|Title||Extreme heat episodes and risk of preterm birth in California, 2005-2013|
|Publication Type||Journal Article|
|Year of Publication||2020|
|Authors||Ilango S.D, Weaver M., Sheridan P., Schwarz L., Clemesha R.ES, Bruckner T., Basu R., Gershunov A, Benmarhnia T.|
|Type of Article||Article|
|Keywords||ambient-temperature; brisbane; california; early delivery; Environmental Sciences & Ecology; Extreme heat; fetal; Heatwave; maternal exposure; outcomes; pregnancy; preterm birth; stress; temperature; wave|
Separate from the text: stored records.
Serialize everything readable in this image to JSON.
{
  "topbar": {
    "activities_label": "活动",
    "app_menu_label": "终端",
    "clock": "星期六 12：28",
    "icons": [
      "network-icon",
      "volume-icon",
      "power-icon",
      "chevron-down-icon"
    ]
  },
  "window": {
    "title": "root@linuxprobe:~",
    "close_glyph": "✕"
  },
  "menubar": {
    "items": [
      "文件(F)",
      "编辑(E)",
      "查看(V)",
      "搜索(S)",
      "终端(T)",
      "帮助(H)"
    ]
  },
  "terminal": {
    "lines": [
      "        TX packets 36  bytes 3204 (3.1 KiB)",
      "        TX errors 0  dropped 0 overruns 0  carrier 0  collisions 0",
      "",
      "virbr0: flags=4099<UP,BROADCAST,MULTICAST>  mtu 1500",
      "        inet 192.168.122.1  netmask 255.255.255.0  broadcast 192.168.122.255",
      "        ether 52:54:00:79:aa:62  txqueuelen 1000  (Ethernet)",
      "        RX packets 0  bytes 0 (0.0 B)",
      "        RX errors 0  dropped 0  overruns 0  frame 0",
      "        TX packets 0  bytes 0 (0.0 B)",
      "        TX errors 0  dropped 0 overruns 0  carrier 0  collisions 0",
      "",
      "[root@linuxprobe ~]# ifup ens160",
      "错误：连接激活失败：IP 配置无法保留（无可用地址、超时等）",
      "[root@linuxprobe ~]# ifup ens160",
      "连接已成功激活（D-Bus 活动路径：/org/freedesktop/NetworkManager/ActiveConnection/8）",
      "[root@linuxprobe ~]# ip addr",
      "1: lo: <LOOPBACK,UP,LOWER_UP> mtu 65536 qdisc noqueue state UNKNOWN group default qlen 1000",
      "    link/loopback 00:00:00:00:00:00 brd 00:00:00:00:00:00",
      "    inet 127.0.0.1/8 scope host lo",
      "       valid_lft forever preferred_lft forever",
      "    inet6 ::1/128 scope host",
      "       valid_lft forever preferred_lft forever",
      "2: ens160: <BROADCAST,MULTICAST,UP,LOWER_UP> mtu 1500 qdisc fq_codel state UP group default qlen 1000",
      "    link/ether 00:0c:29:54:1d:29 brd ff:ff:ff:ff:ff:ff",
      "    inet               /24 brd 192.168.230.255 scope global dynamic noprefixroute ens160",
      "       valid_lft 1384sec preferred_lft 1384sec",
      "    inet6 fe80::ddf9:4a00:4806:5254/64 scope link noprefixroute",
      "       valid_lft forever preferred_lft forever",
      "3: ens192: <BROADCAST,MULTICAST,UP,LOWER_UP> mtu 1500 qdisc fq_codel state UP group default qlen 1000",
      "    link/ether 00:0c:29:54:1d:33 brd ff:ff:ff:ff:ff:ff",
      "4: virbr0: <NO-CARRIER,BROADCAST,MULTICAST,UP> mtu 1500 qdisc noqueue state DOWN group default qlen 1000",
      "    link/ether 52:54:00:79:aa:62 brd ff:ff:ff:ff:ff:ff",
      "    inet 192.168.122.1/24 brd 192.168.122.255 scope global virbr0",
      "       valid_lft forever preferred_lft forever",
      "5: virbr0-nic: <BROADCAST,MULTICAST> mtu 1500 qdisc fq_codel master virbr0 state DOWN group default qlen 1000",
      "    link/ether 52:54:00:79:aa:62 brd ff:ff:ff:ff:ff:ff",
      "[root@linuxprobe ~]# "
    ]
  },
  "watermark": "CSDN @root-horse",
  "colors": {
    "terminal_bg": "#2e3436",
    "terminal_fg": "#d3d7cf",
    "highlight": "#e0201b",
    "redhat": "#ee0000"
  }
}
Background: Preterm birth is a leading cause of infant morbidity and mortality. Identifying potentially modifiable triggers toward the end of gestation, such as extreme heat, can improve understanding of the role of acute stress on early deliveries and inform warning systems. In this study we examined the association between extreme heat, variously defined during the last week of gestation, and risk of preterm birth among mothers in California. Methods: We created a population-based cohort comprised of 1,967,300 mothers who had live, singleton births in California, from May through September 2005-2013. Daily temperature data estimated at the maternal zip code of residence was used to create 12 definitions of extreme heat with varying relative temperatures (75th, 90th, 95th, and 98th percentiles) and durations (at least 2, 3, or 4 consecutive days). We estimated risk of preterm birth (< 37 gestational weeks) in relation to exposure to extreme heat during the last week of gestation with multi-level Cox proportional hazard regression models, adjusting for maternal characteristics, sex of neonate, and seasonality. We also included randomly generated data, SAS code, and estimates for reproducibility purposes. Results: Approximately 7% of the cohort had a preterm birth. For all definitions of extreme heat, the risk of preterm birth was consistently higher among mothers who experienced an extreme heat episode during their last week of gestation. Hazard ratios ranged from 1.008 (95% CI: 0.997, 1.021) to 1.128 (95% CI: 1.052, 1.210), with increasing associations as the relative temperature and duration of extreme heat episode increased. Conclusion: This study adds to the previous literature by considering multiple definitions of extreme heat and applying a time-to-event framework. Findings suggest that acute exposure to extreme heat during the last week of gestation may trigger an earlier delivery. Implementing heat warning systems targeted toward pregnant women may improve birth outcomes.